Additionally, the U.S. Secretary of Education Arne Duncan recently stated, “....All students—100 percent—should have access to arts instruction. All children should have arts-rich schools. Judged against that widely-shared standard, I think it is clear that our public schools have a long way to go before they are providing a rich and rigorous arts education to all students.
“For a host of reasons, high-quality arts education is absolutely critical to providing all students with a world-class education. The study of the arts can significantly boost student achievement, reduce discipline problems, and increase the odds that students will go on to graduate from college. Arts education is also essential to stimulating the creativity and innovation that will prove critical to young Americans competing in a knowledge-based, global economy. And the arts are valuable for their own sake. They empower students to create and appreciate aesthetic works. Creating by doing is a uniquely powerful way to learn.
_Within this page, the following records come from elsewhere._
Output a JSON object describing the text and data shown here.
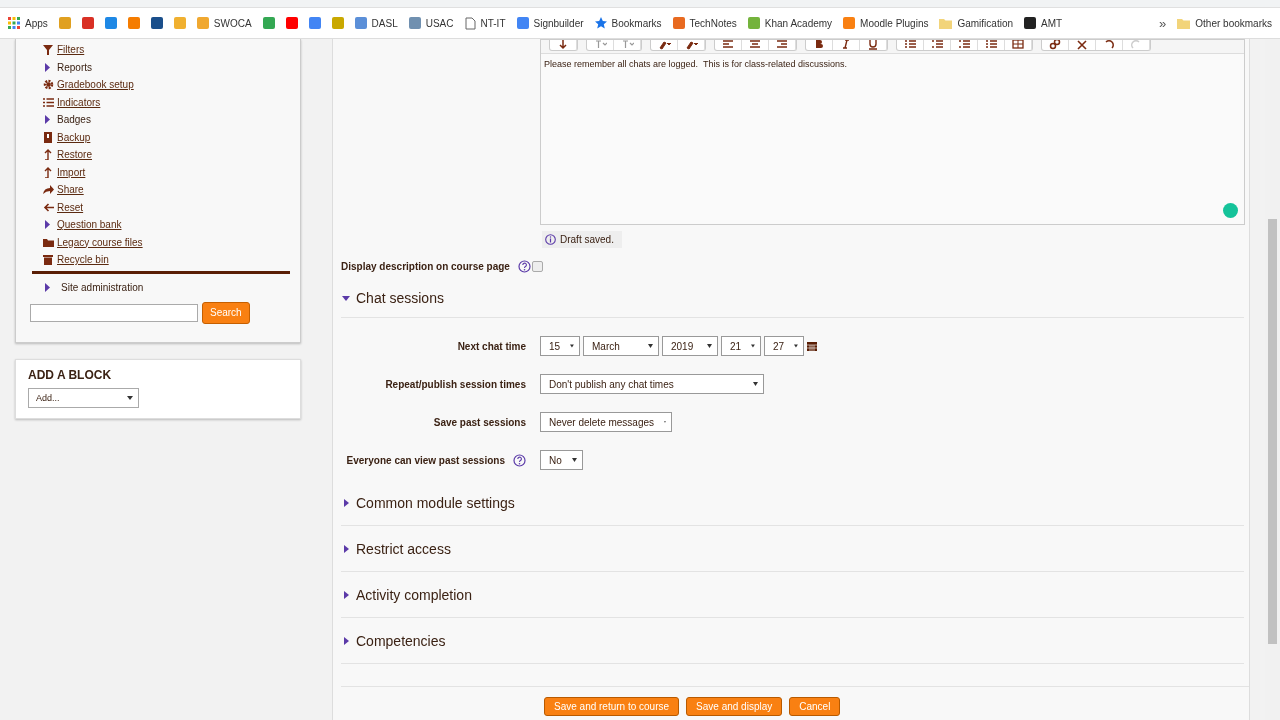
{
  "bookmarks": [
    {
      "label": "Apps",
      "kind": "apps"
    },
    {
      "kind": "favicon",
      "color": "#e0a020"
    },
    {
      "kind": "favicon",
      "color": "#d93025"
    },
    {
      "kind": "favicon",
      "color": "#1e88e5"
    },
    {
      "kind": "favicon",
      "color": "#f57c00"
    },
    {
      "kind": "favicon",
      "color": "#1a4f8b"
    },
    {
      "kind": "favicon",
      "color": "#f0b030"
    },
    {
      "label": "SWOCA",
      "kind": "favicon",
      "color": "#f0a830"
    },
    {
      "kind": "favicon",
      "color": "#34a853"
    },
    {
      "kind": "favicon",
      "color": "#ff0000"
    },
    {
      "kind": "favicon",
      "color": "#4285f4"
    },
    {
      "kind": "favicon",
      "color": "#c9a800"
    },
    {
      "label": "DASL",
      "kind": "favicon",
      "color": "#5b8fd8"
    },
    {
      "label": "USAC",
      "kind": "favicon",
      "color": "#7090b0"
    },
    {
      "label": "NT-IT",
      "kind": "page"
    },
    {
      "label": "Signbuilder",
      "kind": "favicon",
      "color": "#4285f4"
    },
    {
      "label": "Bookmarks",
      "kind": "star",
      "color": "#1a73e8"
    },
    {
      "label": "TechNotes",
      "kind": "favicon",
      "color": "#e86a20"
    },
    {
      "label": "Khan Academy",
      "kind": "favicon",
      "color": "#74b33c"
    },
    {
      "label": "Moodle Plugins",
      "kind": "favicon",
      "color": "#f98012"
    },
    {
      "label": "Gamification",
      "kind": "folder",
      "color": "#f2d47a"
    },
    {
      "label": "AMT",
      "kind": "favicon",
      "color": "#222222"
    }
  ],
  "more_bookmarks": "»",
  "other_bookmarks": {
    "label": "Other bookmarks",
    "kind": "folder",
    "color": "#f2d47a"
  },
  "sidebar": {
    "items": [
      {
        "label": "Filters",
        "link": true
      },
      {
        "label": "Reports",
        "link": false
      },
      {
        "label": "Gradebook setup",
        "link": true
      },
      {
        "label": "Indicators",
        "link": true
      },
      {
        "label": "Badges",
        "link": false
      },
      {
        "label": "Backup",
        "link": true
      },
      {
        "label": "Restore",
        "link": true
      },
      {
        "label": "Import",
        "link": true
      },
      {
        "label": "Share",
        "link": true
      },
      {
        "label": "Reset",
        "link": true
      },
      {
        "label": "Question bank",
        "link": true
      },
      {
        "label": "Legacy course files",
        "link": true
      },
      {
        "label": "Recycle bin",
        "link": true
      }
    ],
    "site_admin": "Site administration",
    "search_button": "Search"
  },
  "add_block": {
    "title": "ADD A BLOCK",
    "select": "Add..."
  },
  "editor": {
    "text": "Please remember all chats are logged.  This is for class-related discussions.",
    "draft": "Draft saved."
  },
  "display_description": {
    "label": "Display description on course page",
    "checked": false
  },
  "chat_sessions": {
    "title": "Chat sessions",
    "expanded": true,
    "next_chat_time": {
      "label": "Next chat time",
      "parts": [
        "15",
        "March",
        "2019",
        "21",
        "27"
      ]
    },
    "fields": [
      {
        "label": "Repeat/publish session times",
        "value": "Don't publish any chat times",
        "help": false
      },
      {
        "label": "Save past sessions",
        "value": "Never delete messages",
        "help": false
      },
      {
        "label": "Everyone can view past sessions",
        "value": "No",
        "help": true
      }
    ]
  },
  "sections": [
    {
      "title": "Common module settings",
      "expanded": false
    },
    {
      "title": "Restrict access",
      "expanded": false
    },
    {
      "title": "Activity completion",
      "expanded": false
    },
    {
      "title": "Competencies",
      "expanded": false
    }
  ],
  "buttons": [
    "Save and return to course",
    "Save and display",
    "Cancel"
  ]
}
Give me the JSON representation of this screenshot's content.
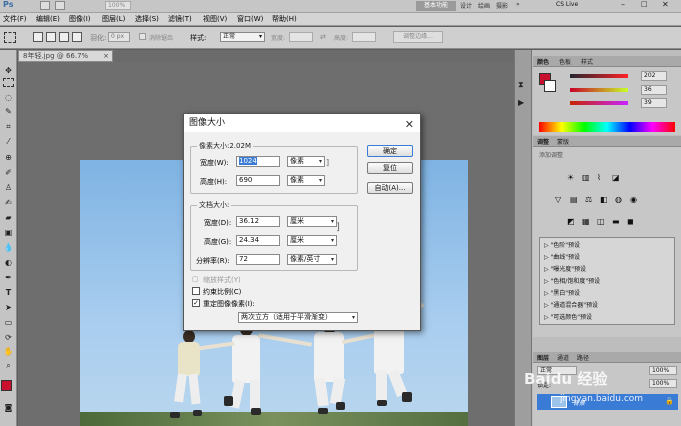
{
  "app": {
    "logo": "Ps",
    "workspace_label": "基本功能",
    "cs_live": "CS Live"
  },
  "menu": [
    "文件(F)",
    "编辑(E)",
    "图像(I)",
    "图层(L)",
    "选择(S)",
    "滤镜(T)",
    "视图(V)",
    "窗口(W)",
    "帮助(H)"
  ],
  "options": {
    "feather_value": "0 px",
    "antialias_label": "消除锯齿",
    "style_label": "样式:",
    "style_value": "正常",
    "width_label": "宽度:",
    "height_label": "高度:",
    "refine_edge": "调整边缘..."
  },
  "document": {
    "tab_title": "8年轻.jpg @ 66.7%(RGB/8)"
  },
  "panels": {
    "top_tabs": [
      "颜色",
      "色板",
      "样式"
    ],
    "color_values": [
      "202",
      "36",
      "39"
    ],
    "adjust_tabs": [
      "调整",
      "蒙版"
    ],
    "adjust_header": "添加调整",
    "presets": [
      "\"色阶\"预设",
      "\"曲线\"预设",
      "\"曝光度\"预设",
      "\"色相/饱和度\"预设",
      "\"黑白\"预设",
      "\"通道混合器\"预设",
      "\"可选颜色\"预设"
    ],
    "layer_tabs": [
      "图层",
      "通道",
      "路径"
    ],
    "blend_mode": "正常",
    "opacity": "100%",
    "lock_label": "锁定:",
    "fill": "100%",
    "layer_name": "背景"
  },
  "dialog": {
    "title": "图像大小",
    "pixel_dims_label": "像素大小:2.02M",
    "width_label": "宽度(W):",
    "width_value": "1024",
    "width_unit": "像素",
    "height_label": "高度(H):",
    "height_value": "690",
    "height_unit": "像素",
    "doc_size_label": "文档大小:",
    "doc_width_label": "宽度(D):",
    "doc_width_value": "36.12",
    "doc_width_unit": "厘米",
    "doc_height_label": "高度(G):",
    "doc_height_value": "24.34",
    "doc_height_unit": "厘米",
    "resolution_label": "分辨率(R):",
    "resolution_value": "72",
    "resolution_unit": "像素/英寸",
    "scale_styles_label": "缩放样式(Y)",
    "constrain_label": "约束比例(C)",
    "resample_label": "重定图像像素(I):",
    "resample_method": "两次立方（适用于平滑渐变）",
    "ok_label": "确定",
    "reset_label": "复位",
    "auto_label": "自动(A)..."
  },
  "watermark": "Baidu 经验",
  "watermark_url": "jingyan.baidu.com"
}
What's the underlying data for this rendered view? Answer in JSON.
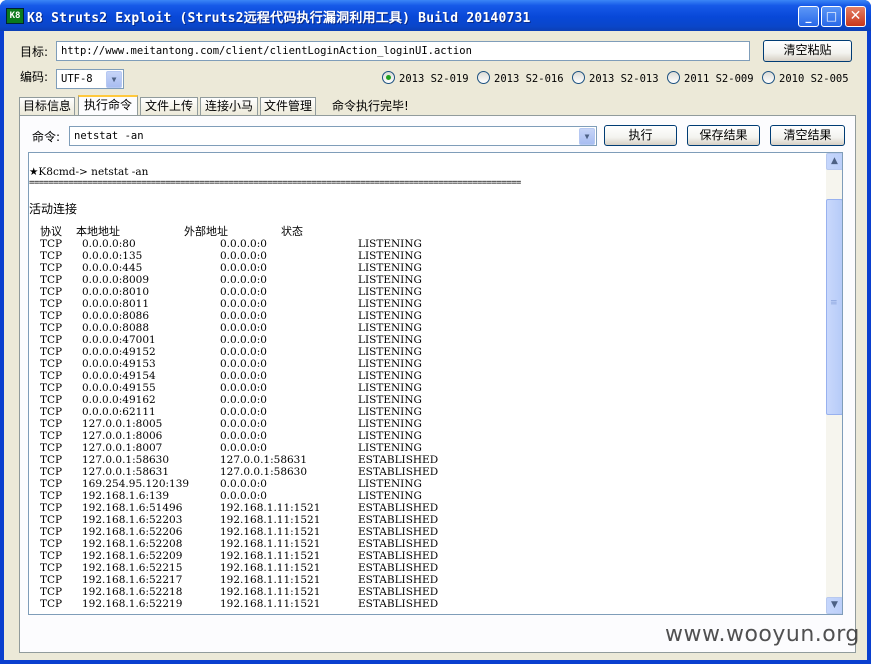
{
  "window": {
    "title": "K8 Struts2 Exploit (Struts2远程代码执行漏洞利用工具)  Build 20140731",
    "icon_text": "K8",
    "min_glyph": "_",
    "max_glyph": "□",
    "close_glyph": "✕"
  },
  "target": {
    "label": "目标:",
    "url": "http://www.meitantong.com/client/clientLoginAction_loginUI.action",
    "clear_paste_label": "清空粘贴"
  },
  "encoding": {
    "label": "编码:",
    "value": "UTF-8",
    "arrow": "▼"
  },
  "vulns": [
    {
      "label": "2013 S2-019",
      "selected": true
    },
    {
      "label": "2013 S2-016",
      "selected": false
    },
    {
      "label": "2013 S2-013",
      "selected": false
    },
    {
      "label": "2011 S2-009",
      "selected": false
    },
    {
      "label": "2010 S2-005",
      "selected": false
    }
  ],
  "tabs": [
    {
      "label": "目标信息"
    },
    {
      "label": "执行命令",
      "active": true
    },
    {
      "label": "文件上传"
    },
    {
      "label": "连接小马"
    },
    {
      "label": "文件管理"
    }
  ],
  "status_text": "命令执行完毕!",
  "command": {
    "label": "命令:",
    "value": "netstat -an",
    "arrow": "▼",
    "execute_label": "执行",
    "save_label": "保存结果",
    "clear_label": "清空结果"
  },
  "output": {
    "prompt_line": "★K8cmd-> netstat -an",
    "separator": "=====================================================================================================",
    "section_title": "活动连接",
    "headers": [
      "协议",
      "本地地址",
      "外部地址",
      "状态"
    ],
    "rows": [
      [
        "TCP",
        "0.0.0.0:80",
        "0.0.0.0:0",
        "LISTENING"
      ],
      [
        "TCP",
        "0.0.0.0:135",
        "0.0.0.0:0",
        "LISTENING"
      ],
      [
        "TCP",
        "0.0.0.0:445",
        "0.0.0.0:0",
        "LISTENING"
      ],
      [
        "TCP",
        "0.0.0.0:8009",
        "0.0.0.0:0",
        "LISTENING"
      ],
      [
        "TCP",
        "0.0.0.0:8010",
        "0.0.0.0:0",
        "LISTENING"
      ],
      [
        "TCP",
        "0.0.0.0:8011",
        "0.0.0.0:0",
        "LISTENING"
      ],
      [
        "TCP",
        "0.0.0.0:8086",
        "0.0.0.0:0",
        "LISTENING"
      ],
      [
        "TCP",
        "0.0.0.0:8088",
        "0.0.0.0:0",
        "LISTENING"
      ],
      [
        "TCP",
        "0.0.0.0:47001",
        "0.0.0.0:0",
        "LISTENING"
      ],
      [
        "TCP",
        "0.0.0.0:49152",
        "0.0.0.0:0",
        "LISTENING"
      ],
      [
        "TCP",
        "0.0.0.0:49153",
        "0.0.0.0:0",
        "LISTENING"
      ],
      [
        "TCP",
        "0.0.0.0:49154",
        "0.0.0.0:0",
        "LISTENING"
      ],
      [
        "TCP",
        "0.0.0.0:49155",
        "0.0.0.0:0",
        "LISTENING"
      ],
      [
        "TCP",
        "0.0.0.0:49162",
        "0.0.0.0:0",
        "LISTENING"
      ],
      [
        "TCP",
        "0.0.0.0:62111",
        "0.0.0.0:0",
        "LISTENING"
      ],
      [
        "TCP",
        "127.0.0.1:8005",
        "0.0.0.0:0",
        "LISTENING"
      ],
      [
        "TCP",
        "127.0.0.1:8006",
        "0.0.0.0:0",
        "LISTENING"
      ],
      [
        "TCP",
        "127.0.0.1:8007",
        "0.0.0.0:0",
        "LISTENING"
      ],
      [
        "TCP",
        "127.0.0.1:58630",
        "127.0.0.1:58631",
        "ESTABLISHED"
      ],
      [
        "TCP",
        "127.0.0.1:58631",
        "127.0.0.1:58630",
        "ESTABLISHED"
      ],
      [
        "TCP",
        "169.254.95.120:139",
        "0.0.0.0:0",
        "LISTENING"
      ],
      [
        "TCP",
        "192.168.1.6:139",
        "0.0.0.0:0",
        "LISTENING"
      ],
      [
        "TCP",
        "192.168.1.6:51496",
        "192.168.1.11:1521",
        "ESTABLISHED"
      ],
      [
        "TCP",
        "192.168.1.6:52203",
        "192.168.1.11:1521",
        "ESTABLISHED"
      ],
      [
        "TCP",
        "192.168.1.6:52206",
        "192.168.1.11:1521",
        "ESTABLISHED"
      ],
      [
        "TCP",
        "192.168.1.6:52208",
        "192.168.1.11:1521",
        "ESTABLISHED"
      ],
      [
        "TCP",
        "192.168.1.6:52209",
        "192.168.1.11:1521",
        "ESTABLISHED"
      ],
      [
        "TCP",
        "192.168.1.6:52215",
        "192.168.1.11:1521",
        "ESTABLISHED"
      ],
      [
        "TCP",
        "192.168.1.6:52217",
        "192.168.1.11:1521",
        "ESTABLISHED"
      ],
      [
        "TCP",
        "192.168.1.6:52218",
        "192.168.1.11:1521",
        "ESTABLISHED"
      ],
      [
        "TCP",
        "192.168.1.6:52219",
        "192.168.1.11:1521",
        "ESTABLISHED"
      ]
    ]
  },
  "scrollbar": {
    "up": "▲",
    "down": "▼",
    "grip": "≡"
  },
  "watermark": "www.wooyun.org"
}
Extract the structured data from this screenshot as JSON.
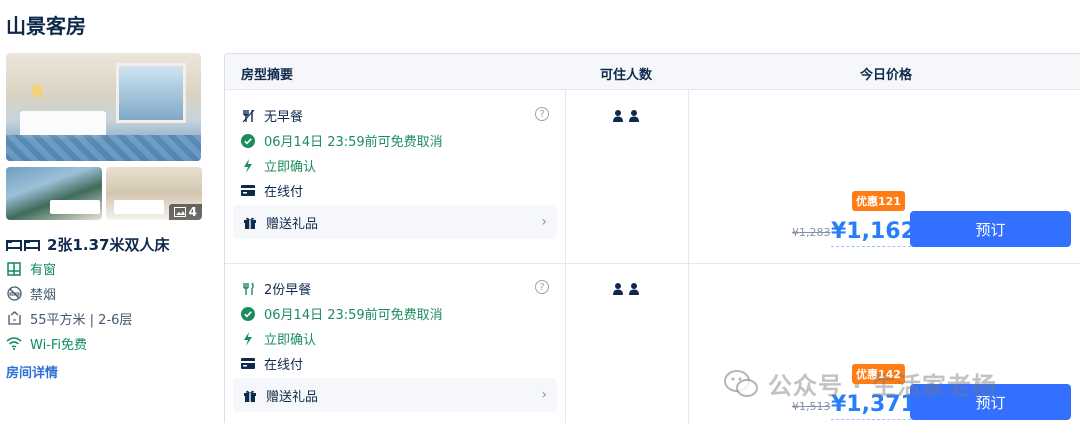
{
  "page": {
    "title": "山景客房"
  },
  "room": {
    "photo_count": "4",
    "bed": "2张1.37米双人床",
    "features": [
      {
        "icon": "window-icon",
        "text": "有窗",
        "highlight": true
      },
      {
        "icon": "no-smoking-icon",
        "text": "禁烟",
        "highlight": false
      },
      {
        "icon": "area-icon",
        "text": "55平方米 | 2-6层",
        "highlight": false
      },
      {
        "icon": "wifi-icon",
        "text": "Wi-Fi免费",
        "highlight": true
      }
    ],
    "detail_link": "房间详情"
  },
  "table": {
    "headers": {
      "summary": "房型摘要",
      "occupancy": "可住人数",
      "price": "今日价格"
    },
    "rows": [
      {
        "meal": "无早餐",
        "cancel": "06月14日 23:59前可免费取消",
        "confirm": "立即确认",
        "payment": "在线付",
        "gift": "赠送礼品",
        "badge": "优惠121",
        "old_price": "¥1,283",
        "price": "¥1,162",
        "book": "预订"
      },
      {
        "meal": "2份早餐",
        "cancel": "06月14日 23:59前可免费取消",
        "confirm": "立即确认",
        "payment": "在线付",
        "gift": "赠送礼品",
        "badge": "优惠142",
        "old_price": "¥1,513",
        "price": "¥1,371",
        "book": "预订"
      }
    ]
  },
  "watermark": "公众号 · 生活家老杨",
  "colors": {
    "primary": "#3370ff",
    "price": "#287dfa",
    "badge": "#ff7d13",
    "green": "#1c8c5e"
  }
}
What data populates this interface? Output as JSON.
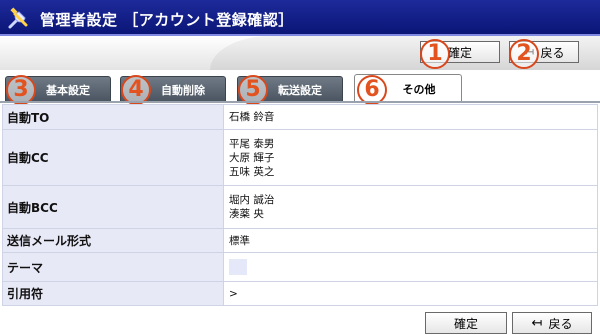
{
  "header": {
    "title": "管理者設定 ［アカウント登録確認］",
    "icon": "tools-icon"
  },
  "toolbar": {
    "confirm_label": "確定",
    "back_label": "戻る",
    "back_icon": "back-arrow-icon"
  },
  "markers": [
    "1",
    "2",
    "3",
    "4",
    "5",
    "6"
  ],
  "tabs": [
    {
      "label": "基本設定"
    },
    {
      "label": "自動削除"
    },
    {
      "label": "転送設定"
    },
    {
      "label": "その他",
      "active": true
    }
  ],
  "rows": {
    "auto_to": {
      "label": "自動TO",
      "values": [
        "石橋 鈴音"
      ]
    },
    "auto_cc": {
      "label": "自動CC",
      "values": [
        "平尾 泰男",
        "大原 輝子",
        "五味 英之"
      ]
    },
    "auto_bcc": {
      "label": "自動BCC",
      "values": [
        "堀内 誠治",
        "湊薬 央"
      ]
    },
    "mail_format": {
      "label": "送信メール形式",
      "value": "標準"
    },
    "theme": {
      "label": "テーマ",
      "swatch_color": "#e4e8f8"
    },
    "quote": {
      "label": "引用符",
      "value": ">"
    }
  },
  "footer": {
    "confirm_label": "確定",
    "back_label": "戻る"
  },
  "colors": {
    "header_bg": "#14208a",
    "marker": "#e2531f",
    "label_bg": "#e8e9f7",
    "tab_bg": "#5d6773"
  }
}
“I want to add that last, but not least, the arts are also fun. They give students a reason to look forward to coming to school. They give them the chance to be excited about Glee Club.…” or art class, or jazz band, or orchestra...or whatever it is that makes those kids tick.
I want to applaud the efforts of a very diligent group of parents and concerned citizens who made up Zionsville Yes. As I sit here and watch the evening news, I am happy to report that their efforts won’t soon be forgotten, as they won the referendum 57% YES to 43% No.
The true winners in this situation are those kids who will continue to have music as an integral part of their education. It is very fitting that I received a text from Nicole last night as she sat in her child's middle school band concert they were able to announce the referendum victory to the kids and audience. Had it not passed, this would have been those kids last concert. I encourage parents everywhere to be diligent in your efforts to understand what is happening in your local community and follow the lead of a group like Zionsville Yes and become organized. We don't know who will be next, but we do know that these funding issues with our school budgets will not be over in the near future.